Data records for software interfaces

----

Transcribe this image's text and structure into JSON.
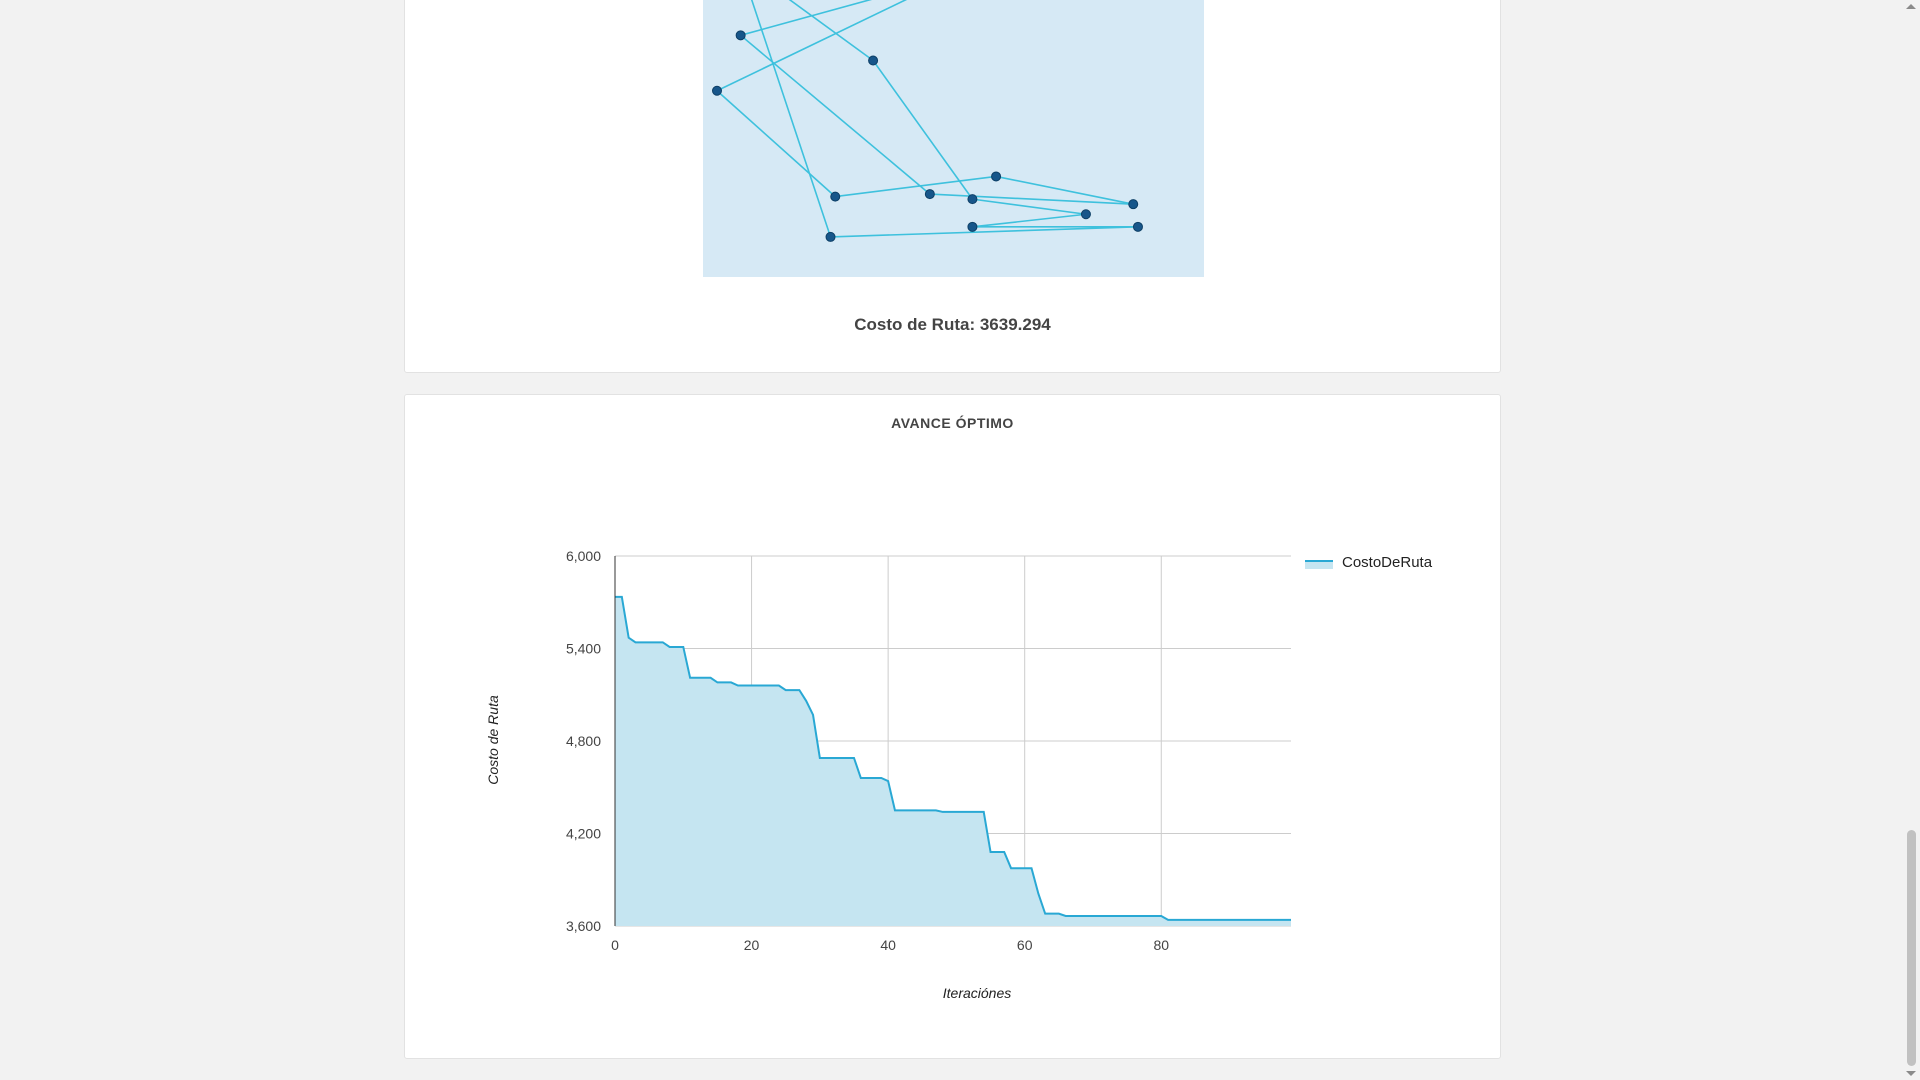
{
  "route_card": {
    "cost_text": "Costo de Ruta: 3639.294",
    "map": {
      "points": [
        {
          "x": 42,
          "y": 0
        },
        {
          "x": 0,
          "y": 38
        },
        {
          "x": 25,
          "y": 80
        },
        {
          "x": 59,
          "y": 72
        },
        {
          "x": 88,
          "y": 83
        },
        {
          "x": 45,
          "y": 79
        },
        {
          "x": 5,
          "y": 16
        },
        {
          "x": 36,
          "y": 0
        },
        {
          "x": 7,
          "y": 0
        },
        {
          "x": 24,
          "y": 96
        },
        {
          "x": 89,
          "y": 92
        },
        {
          "x": 54,
          "y": 92
        },
        {
          "x": 78,
          "y": 87
        },
        {
          "x": 54,
          "y": 81
        },
        {
          "x": 33,
          "y": 26
        },
        {
          "x": 14,
          "y": 0
        }
      ],
      "background": "#d6e9f5",
      "line_color": "#3ec1dd",
      "point_color": "#17568a"
    }
  },
  "progress_card": {
    "title": "AVANCE ÓPTIMO",
    "chart_data": {
      "type": "area",
      "title": "AVANCE ÓPTIMO",
      "xlabel": "Iteraciónes",
      "ylabel": "Costo de Ruta",
      "xlim": [
        0,
        99
      ],
      "ylim": [
        3600,
        6000
      ],
      "x_ticks": [
        0,
        20,
        40,
        60,
        80
      ],
      "x_tick_labels": [
        "0",
        "20",
        "40",
        "60",
        "80"
      ],
      "y_ticks": [
        3600,
        4200,
        4800,
        5400,
        6000
      ],
      "y_tick_labels": [
        "3,600",
        "4,200",
        "4,800",
        "5,400",
        "6,000"
      ],
      "grid": true,
      "legend": "right",
      "series": [
        {
          "name": "CostoDeRuta",
          "color": "#29a8d4",
          "fill": "#c5e5f1",
          "x": [
            0,
            1,
            2,
            3,
            4,
            5,
            6,
            7,
            8,
            9,
            10,
            11,
            12,
            13,
            14,
            15,
            16,
            17,
            18,
            19,
            20,
            21,
            22,
            23,
            24,
            25,
            26,
            27,
            28,
            29,
            30,
            31,
            32,
            33,
            34,
            35,
            36,
            37,
            38,
            39,
            40,
            41,
            42,
            43,
            44,
            45,
            46,
            47,
            48,
            49,
            50,
            51,
            52,
            53,
            54,
            55,
            56,
            57,
            58,
            59,
            60,
            61,
            62,
            63,
            64,
            65,
            66,
            67,
            68,
            69,
            70,
            71,
            72,
            73,
            74,
            75,
            76,
            77,
            78,
            79,
            80,
            81,
            82,
            83,
            84,
            85,
            86,
            87,
            88,
            89,
            90,
            91,
            92,
            93,
            94,
            95,
            96,
            97,
            98,
            99
          ],
          "values": [
            5735,
            5735,
            5470,
            5440,
            5440,
            5440,
            5440,
            5440,
            5410,
            5410,
            5410,
            5210,
            5210,
            5210,
            5210,
            5180,
            5180,
            5180,
            5160,
            5160,
            5160,
            5160,
            5160,
            5160,
            5160,
            5130,
            5130,
            5130,
            5060,
            4970,
            4690,
            4690,
            4690,
            4690,
            4690,
            4690,
            4560,
            4560,
            4560,
            4560,
            4540,
            4350,
            4350,
            4350,
            4350,
            4350,
            4350,
            4350,
            4340,
            4340,
            4340,
            4340,
            4340,
            4340,
            4340,
            4080,
            4080,
            4080,
            3975,
            3975,
            3975,
            3975,
            3810,
            3680,
            3680,
            3680,
            3665,
            3665,
            3665,
            3665,
            3665,
            3665,
            3665,
            3665,
            3665,
            3665,
            3665,
            3665,
            3665,
            3665,
            3665,
            3640,
            3640,
            3640,
            3640,
            3640,
            3640,
            3640,
            3640,
            3640,
            3640,
            3640,
            3640,
            3640,
            3640,
            3640,
            3640,
            3640,
            3640,
            3640
          ]
        }
      ]
    }
  }
}
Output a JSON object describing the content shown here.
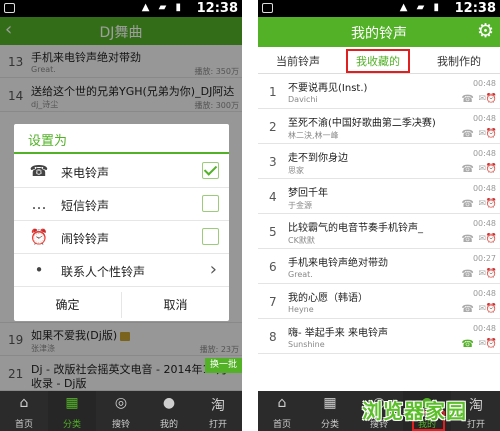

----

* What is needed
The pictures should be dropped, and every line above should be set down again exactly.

* Reply
Transcribe this image's text and structure into JSON.
{
  "route_card": {
    "cost_text": "Costo de Ruta: 3639.294",
    "map": {
      "points": [
        {
          "x": 42,
          "y": 0
        },
        {
          "x": 0,
          "y": 38
        },
        {
          "x": 25,
          "y": 80
        },
        {
          "x": 59,
          "y": 72
        },
        {
          "x": 88,
          "y": 83
        },
        {
          "x": 45,
          "y": 79
        },
        {
          "x": 5,
          "y": 16
        },
        {
          "x": 36,
          "y": 0
        },
        {
          "x": 7,
          "y": 0
        },
        {
          "x": 24,
          "y": 96
        },
        {
          "x": 89,
          "y": 92
        },
        {
          "x": 54,
          "y": 92
        },
        {
          "x": 78,
          "y": 87
        },
        {
          "x": 54,
          "y": 81
        },
        {
          "x": 33,
          "y": 26
        },
        {
          "x": 14,
          "y": 0
        }
      ],
      "background": "#d6e9f5",
      "line_color": "#3ec1dd",
      "point_color": "#17568a"
    }
  },
  "progress_card": {
    "title": "AVANCE ÓPTIMO",
    "chart_data": {
      "type": "area",
      "title": "AVANCE ÓPTIMO",
      "xlabel": "Iteraciónes",
      "ylabel": "Costo de Ruta",
      "xlim": [
        0,
        99
      ],
      "ylim": [
        3600,
        6000
      ],
      "x_ticks": [
        0,
        20,
        40,
        60,
        80
      ],
      "x_tick_labels": [
        "0",
        "20",
        "40",
        "60",
        "80"
      ],
      "y_ticks": [
        3600,
        4200,
        4800,
        5400,
        6000
      ],
      "y_tick_labels": [
        "3,600",
        "4,200",
        "4,800",
        "5,400",
        "6,000"
      ],
      "grid": true,
      "legend": "right",
      "series": [
        {
          "name": "CostoDeRuta",
          "color": "#29a8d4",
          "fill": "#c5e5f1",
          "x": [
            0,
            1,
            2,
            3,
            4,
            5,
            6,
            7,
            8,
            9,
            10,
            11,
            12,
            13,
            14,
            15,
            16,
            17,
            18,
            19,
            20,
            21,
            22,
            23,
            24,
            25,
            26,
            27,
            28,
            29,
            30,
            31,
            32,
            33,
            34,
            35,
            36,
            37,
            38,
            39,
            40,
            41,
            42,
            43,
            44,
            45,
            46,
            47,
            48,
            49,
            50,
            51,
            52,
            53,
            54,
            55,
            56,
            57,
            58,
            59,
            60,
            61,
            62,
            63,
            64,
            65,
            66,
            67,
            68,
            69,
            70,
            71,
            72,
            73,
            74,
            75,
            76,
            77,
            78,
            79,
            80,
            81,
            82,
            83,
            84,
            85,
            86,
            87,
            88,
            89,
            90,
            91,
            92,
            93,
            94,
            95,
            96,
            97,
            98,
            99
          ],
          "values": [
            5735,
            5735,
            5470,
            5440,
            5440,
            5440,
            5440,
            5440,
            5410,
            5410,
            5410,
            5210,
            5210,
            5210,
            5210,
            5180,
            5180,
            5180,
            5160,
            5160,
            5160,
            5160,
            5160,
            5160,
            5160,
            5130,
            5130,
            5130,
            5060,
            4970,
            4690,
            4690,
            4690,
            4690,
            4690,
            4690,
            4560,
            4560,
            4560,
            4560,
            4540,
            4350,
            4350,
            4350,
            4350,
            4350,
            4350,
            4350,
            4340,
            4340,
            4340,
            4340,
            4340,
            4340,
            4340,
            4080,
            4080,
            4080,
            3975,
            3975,
            3975,
            3975,
            3810,
            3680,
            3680,
            3680,
            3665,
            3665,
            3665,
            3665,
            3665,
            3665,
            3665,
            3665,
            3665,
            3665,
            3665,
            3665,
            3665,
            3665,
            3665,
            3640,
            3640,
            3640,
            3640,
            3640,
            3640,
            3640,
            3640,
            3640,
            3640,
            3640,
            3640,
            3640,
            3640,
            3640,
            3640,
            3640,
            3640,
            3640
          ]
        }
      ]
    }
  }
}
Output a JSON object describing the content shown here.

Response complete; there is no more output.